If you’re tired of dealing with hard water problems, you are probably researching available treatment options. Two of the most common hard water treatment systems are water softeners and salt-free systems. There are a lot of wild and crazy claims out there, and it can be confusing to drill down to how exactly they are different and determine which one is best for you. To make your decision a little easier, here's a simple breakdown for you:
What is a Water Softener?
A water softener is an appliance that is installed to treat hard water problems by removing the calcium and magnesium hardness minerals from your water. If the appliance doesn't remove the hardness, then it is not a softener.
Removal of these havoc-wreaking minerals from your water provides you with a variety of benefits from scale prevention to soap efficiency improvements. Click here to learn more about how water softeners work.
What is a Salt-Free System?
Salt-free systems are water treatment systems that condition your water to help alleviate some hard water symptoms--particularly hard water scale that forms on appliances, faucets, and fixtures. They do this by chemically altering the hard water mineral compounds in your water in order to reduce the likelihood of them from sticking to everything. Since hardness minerals are not removed with a salt-free system, you’ll still have to deal with certain hard water problems like negative soap interactions. Some salt-free systems (like Active Armour) will also protect your plumbing, water heater, and other metallic components from corrosion while controlling hard water scale formation.
Do Salt-Free Systems do the same job as a Water Softener?
No. Salt-free systems do not soften water. They are only designed to control hard water scale. In contrast, water softeners physically remove the hardness minerals from your water, which allows for other major benefits like soap-efficiency improvements and softer skin.
Which System is best for you?
Determining which system is right for you will depend on what you want your water to do for you:
Water softeners are common household appliances, but if you’ve never lived in a home with a water softener before or you’re considering investing in one, you might be wondering how exactly these appliances work.
COMMON WATER SOFTENER COMPONENTS
Before we go into more detail about how water softeners work, let’s talk about the different parts of water softeners. While there are a number of pieces and parts in a water softener, let’s keep things simple and focus on the parts you need to be familiar with as a water softener owner:

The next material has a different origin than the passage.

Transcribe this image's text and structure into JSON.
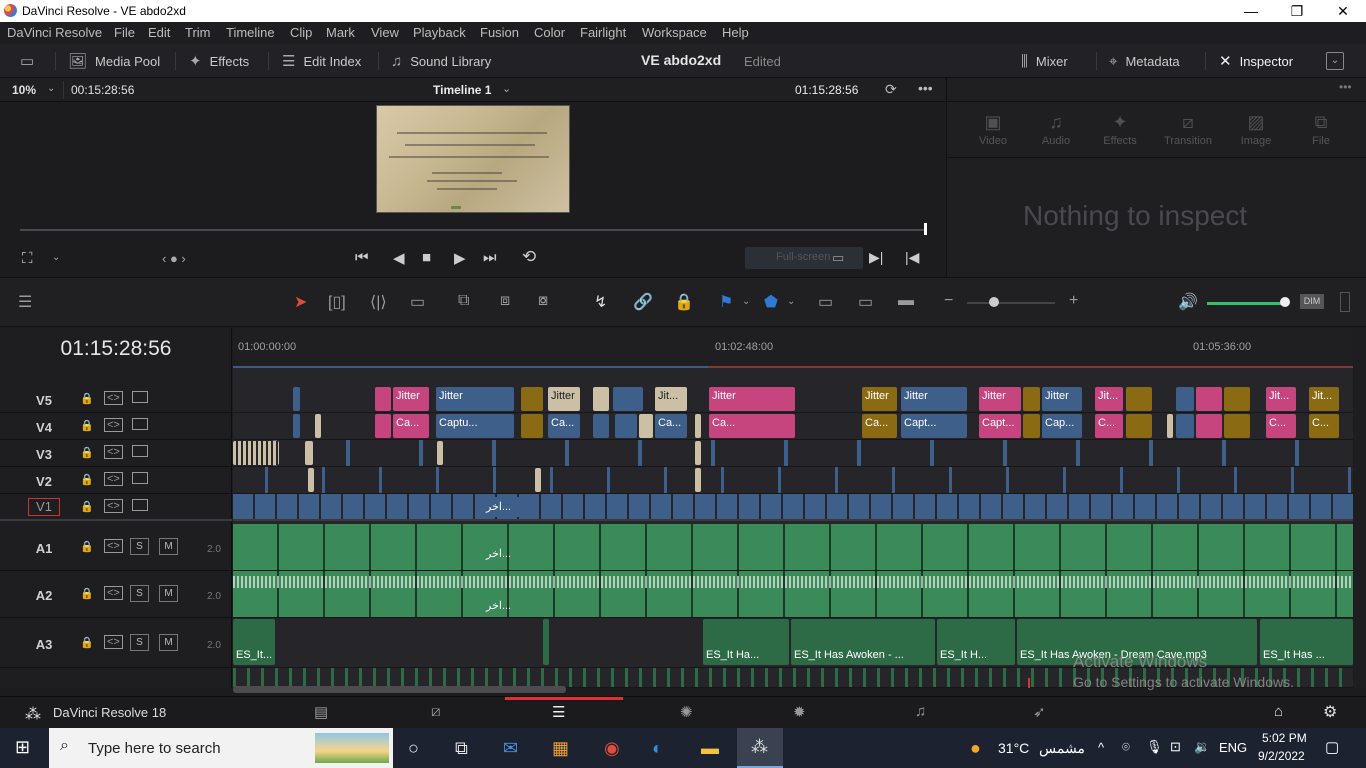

This post is contributed by Advanced Home Services, a Crusader Water Systems installer in the Idaho Falls area.
Microbes in tap water may be responsible for up to 30% of gastrointestinal illnesses in the United States, and credible estimates suggest that only 50% of waterborne disease outbreaks in community water systems are detected, investigated, or reported1. But with modern water treatment technology, why are people getting sick from drinking their tap water? To answer that question, let’s take a step back to examine the issue at large.
If you're like most Utahans, you probably don’t worry about drinking water straight from your tap. You may think that because a lot of Utah's water originates from mountain sources that it is some of the purest water on earth. Unfortunately, this is not always the case, and much of our nation's water is full of potentially dangerous contaminants that may harm you and your family.You might be asking yourself, "How it is possible that my water could be contaminated?" and "Doesn't the EPA regulate water safety?" We address these questions below.
What’s in my water? Aren't water contaminants regulated?
Throughout the U.S., municipalities get water from a variety of sources. Water is typically pulled from wells, lakes, reservoirs, and rivers and is tested at water treatment plants. The EPA’s Safe Drinking Water Act sets guidelines for determining if water is safe enough for public consumption. If the water does not meet these standards, then it must be treated until it comes into compliance. Bear in mind that government standards merely represent minimum standards and are not necessarily ideal water quality levels.
When you get out of the shower, do you have dry, itchy, and irritated skin? Does this issue seem to get worse in the winter?